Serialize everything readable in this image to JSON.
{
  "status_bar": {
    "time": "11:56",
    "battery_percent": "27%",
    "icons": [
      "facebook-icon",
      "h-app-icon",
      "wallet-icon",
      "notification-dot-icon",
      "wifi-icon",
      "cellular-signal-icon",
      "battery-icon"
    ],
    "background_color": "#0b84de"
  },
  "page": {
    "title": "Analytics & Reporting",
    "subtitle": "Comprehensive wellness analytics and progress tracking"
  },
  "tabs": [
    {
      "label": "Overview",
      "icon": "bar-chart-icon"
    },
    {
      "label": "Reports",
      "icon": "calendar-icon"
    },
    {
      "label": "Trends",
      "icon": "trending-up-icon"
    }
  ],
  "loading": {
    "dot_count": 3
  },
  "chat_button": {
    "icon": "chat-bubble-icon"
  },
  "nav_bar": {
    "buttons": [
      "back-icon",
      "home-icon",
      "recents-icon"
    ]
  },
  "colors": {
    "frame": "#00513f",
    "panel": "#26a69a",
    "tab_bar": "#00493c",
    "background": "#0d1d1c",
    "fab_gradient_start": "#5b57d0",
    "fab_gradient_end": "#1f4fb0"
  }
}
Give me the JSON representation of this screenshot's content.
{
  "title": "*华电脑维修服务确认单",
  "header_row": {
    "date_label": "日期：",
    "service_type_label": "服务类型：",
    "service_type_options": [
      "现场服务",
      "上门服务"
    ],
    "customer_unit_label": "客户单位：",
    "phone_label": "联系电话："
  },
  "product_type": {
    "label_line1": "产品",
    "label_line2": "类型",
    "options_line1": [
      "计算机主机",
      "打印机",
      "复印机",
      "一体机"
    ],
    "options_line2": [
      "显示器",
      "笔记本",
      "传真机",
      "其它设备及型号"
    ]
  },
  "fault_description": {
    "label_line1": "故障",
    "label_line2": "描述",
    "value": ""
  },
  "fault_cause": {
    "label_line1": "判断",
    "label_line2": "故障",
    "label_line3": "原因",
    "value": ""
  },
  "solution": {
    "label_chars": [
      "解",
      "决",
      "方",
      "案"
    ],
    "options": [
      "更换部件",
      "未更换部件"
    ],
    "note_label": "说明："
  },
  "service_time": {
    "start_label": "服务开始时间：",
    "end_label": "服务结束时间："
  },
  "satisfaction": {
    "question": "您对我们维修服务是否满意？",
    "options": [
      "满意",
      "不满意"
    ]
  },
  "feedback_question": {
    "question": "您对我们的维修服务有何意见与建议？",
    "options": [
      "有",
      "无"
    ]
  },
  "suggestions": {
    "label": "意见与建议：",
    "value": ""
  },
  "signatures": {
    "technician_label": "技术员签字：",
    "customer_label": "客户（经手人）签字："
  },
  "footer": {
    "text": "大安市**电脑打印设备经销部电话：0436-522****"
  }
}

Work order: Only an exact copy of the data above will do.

Solution for this problem:
Serialize everything readable in this image to JSON.
{
  "status_bar": {
    "time": "11:56",
    "battery_percent": "27%",
    "icons": [
      "facebook-icon",
      "h-app-icon",
      "wallet-icon",
      "notification-dot-icon",
      "wifi-icon",
      "cellular-signal-icon",
      "battery-icon"
    ],
    "background_color": "#0b84de"
  },
  "page": {
    "title": "Analytics & Reporting",
    "subtitle": "Comprehensive wellness analytics and progress tracking"
  },
  "tabs": [
    {
      "label": "Overview",
      "icon": "bar-chart-icon"
    },
    {
      "label": "Reports",
      "icon": "calendar-icon"
    },
    {
      "label": "Trends",
      "icon": "trending-up-icon"
    }
  ],
  "loading": {
    "dot_count": 3
  },
  "chat_button": {
    "icon": "chat-bubble-icon"
  },
  "nav_bar": {
    "buttons": [
      "back-icon",
      "home-icon",
      "recents-icon"
    ]
  },
  "colors": {
    "frame": "#00513f",
    "panel": "#26a69a",
    "tab_bar": "#00493c",
    "background": "#0d1d1c",
    "fab_gradient_start": "#5b57d0",
    "fab_gradient_end": "#1f4fb0"
  }
}
Give me the JSON representation of this screenshot's content.
{
  "title": "*华电脑维修服务确认单",
  "header_row": {
    "date_label": "日期：",
    "service_type_label": "服务类型：",
    "service_type_options": [
      "现场服务",
      "上门服务"
    ],
    "customer_unit_label": "客户单位：",
    "phone_label": "联系电话："
  },
  "product_type": {
    "label_line1": "产品",
    "label_line2": "类型",
    "options_line1": [
      "计算机主机",
      "打印机",
      "复印机",
      "一体机"
    ],
    "options_line2": [
      "显示器",
      "笔记本",
      "传真机",
      "其它设备及型号"
    ]
  },
  "fault_description": {
    "label_line1": "故障",
    "label_line2": "描述",
    "value": ""
  },
  "fault_cause": {
    "label_line1": "判断",
    "label_line2": "故障",
    "label_line3": "原因",
    "value": ""
  },
  "solution": {
    "label_chars": [
      "解",
      "决",
      "方",
      "案"
    ],
    "options": [
      "更换部件",
      "未更换部件"
    ],
    "note_label": "说明："
  },
  "service_time": {
    "start_label": "服务开始时间：",
    "end_label": "服务结束时间："
  },
  "satisfaction": {
    "question": "您对我们维修服务是否满意？",
    "options": [
      "满意",
      "不满意"
    ]
  },
  "feedback_question": {
    "question": "您对我们的维修服务有何意见与建议？",
    "options": [
      "有",
      "无"
    ]
  },
  "suggestions": {
    "label": "意见与建议：",
    "value": ""
  },
  "signatures": {
    "technician_label": "技术员签字：",
    "customer_label": "客户（经手人）签字："
  },
  "footer": {
    "text": "大安市**电脑打印设备经销部电话：0436-522****"
  }
}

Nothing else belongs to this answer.